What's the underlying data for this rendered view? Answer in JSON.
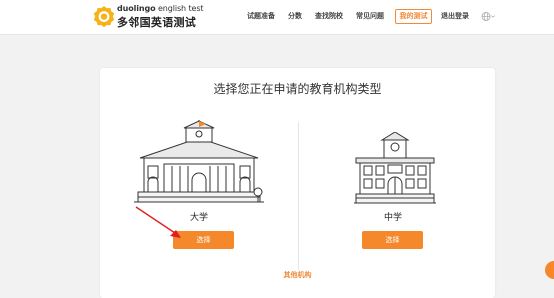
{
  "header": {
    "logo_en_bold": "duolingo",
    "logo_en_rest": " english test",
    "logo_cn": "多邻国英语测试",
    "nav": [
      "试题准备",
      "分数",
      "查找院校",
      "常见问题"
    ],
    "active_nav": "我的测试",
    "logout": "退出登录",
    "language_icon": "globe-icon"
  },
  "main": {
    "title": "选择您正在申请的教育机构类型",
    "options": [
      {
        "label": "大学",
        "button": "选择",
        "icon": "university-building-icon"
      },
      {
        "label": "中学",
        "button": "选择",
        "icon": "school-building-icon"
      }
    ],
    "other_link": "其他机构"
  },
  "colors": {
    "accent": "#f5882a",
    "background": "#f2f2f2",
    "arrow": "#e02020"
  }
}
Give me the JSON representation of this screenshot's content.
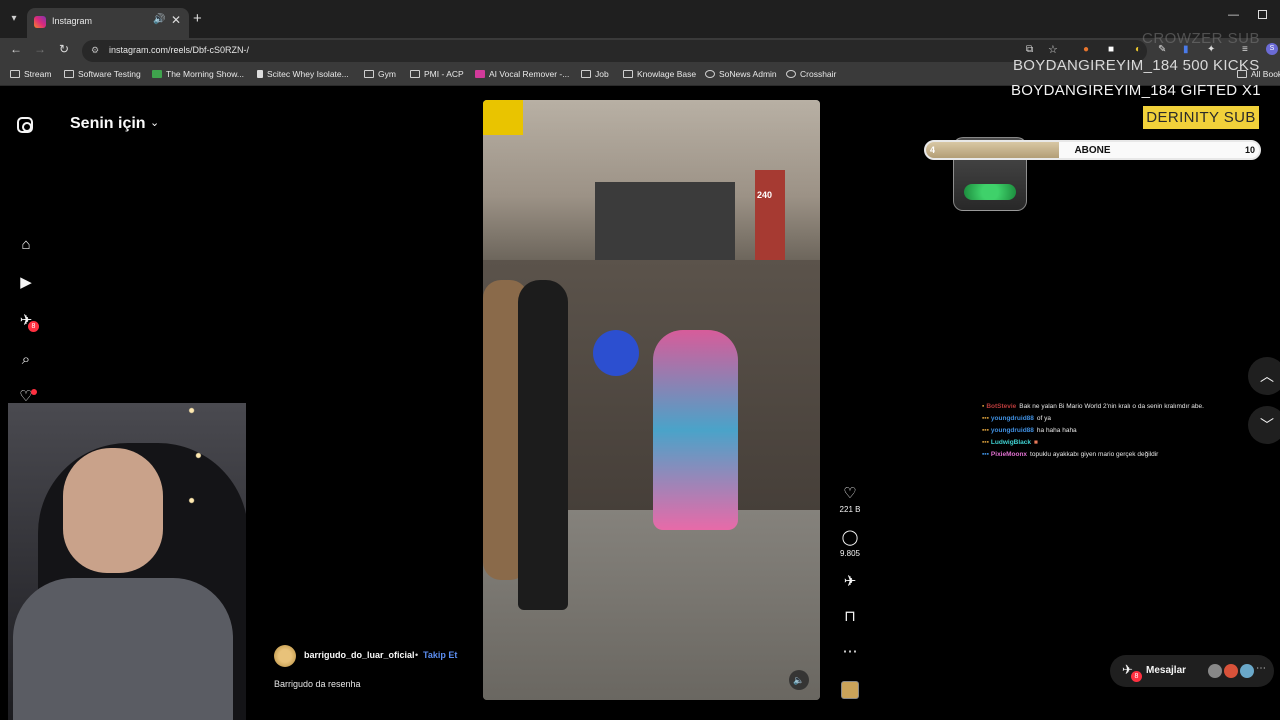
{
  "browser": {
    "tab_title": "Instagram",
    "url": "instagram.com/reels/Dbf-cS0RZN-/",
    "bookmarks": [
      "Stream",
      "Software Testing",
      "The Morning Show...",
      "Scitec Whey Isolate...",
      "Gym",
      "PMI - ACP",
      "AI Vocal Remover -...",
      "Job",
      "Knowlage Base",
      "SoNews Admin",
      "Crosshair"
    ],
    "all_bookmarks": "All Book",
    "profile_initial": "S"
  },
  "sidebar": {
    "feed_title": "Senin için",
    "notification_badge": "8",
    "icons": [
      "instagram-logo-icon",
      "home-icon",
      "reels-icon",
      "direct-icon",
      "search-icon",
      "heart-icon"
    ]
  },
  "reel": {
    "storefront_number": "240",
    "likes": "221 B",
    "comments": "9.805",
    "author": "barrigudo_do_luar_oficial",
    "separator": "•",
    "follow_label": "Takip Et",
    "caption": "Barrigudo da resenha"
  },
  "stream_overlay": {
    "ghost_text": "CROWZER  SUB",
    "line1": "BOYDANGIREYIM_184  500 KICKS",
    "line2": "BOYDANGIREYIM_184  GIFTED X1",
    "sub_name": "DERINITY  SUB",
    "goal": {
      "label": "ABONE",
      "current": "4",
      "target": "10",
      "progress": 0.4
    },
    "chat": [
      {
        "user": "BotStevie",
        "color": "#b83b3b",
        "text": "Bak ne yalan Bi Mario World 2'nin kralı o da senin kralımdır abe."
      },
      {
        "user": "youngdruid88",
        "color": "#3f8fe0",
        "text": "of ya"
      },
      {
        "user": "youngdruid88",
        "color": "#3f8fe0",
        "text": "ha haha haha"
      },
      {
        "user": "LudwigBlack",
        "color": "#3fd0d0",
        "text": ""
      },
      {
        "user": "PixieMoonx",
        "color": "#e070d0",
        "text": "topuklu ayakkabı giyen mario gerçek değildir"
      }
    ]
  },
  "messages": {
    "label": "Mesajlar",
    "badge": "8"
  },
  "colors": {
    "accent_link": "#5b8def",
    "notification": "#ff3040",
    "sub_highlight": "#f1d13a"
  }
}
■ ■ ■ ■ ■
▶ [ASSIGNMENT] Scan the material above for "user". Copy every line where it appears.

▶ [RESPONSE TO THIS EXERCISE]
        "user": "BotStevie",
        "user": "youngdruid88",
        "user": "youngdruid88",
        "user": "LudwigBlack",
        "user": "PixieMoonx",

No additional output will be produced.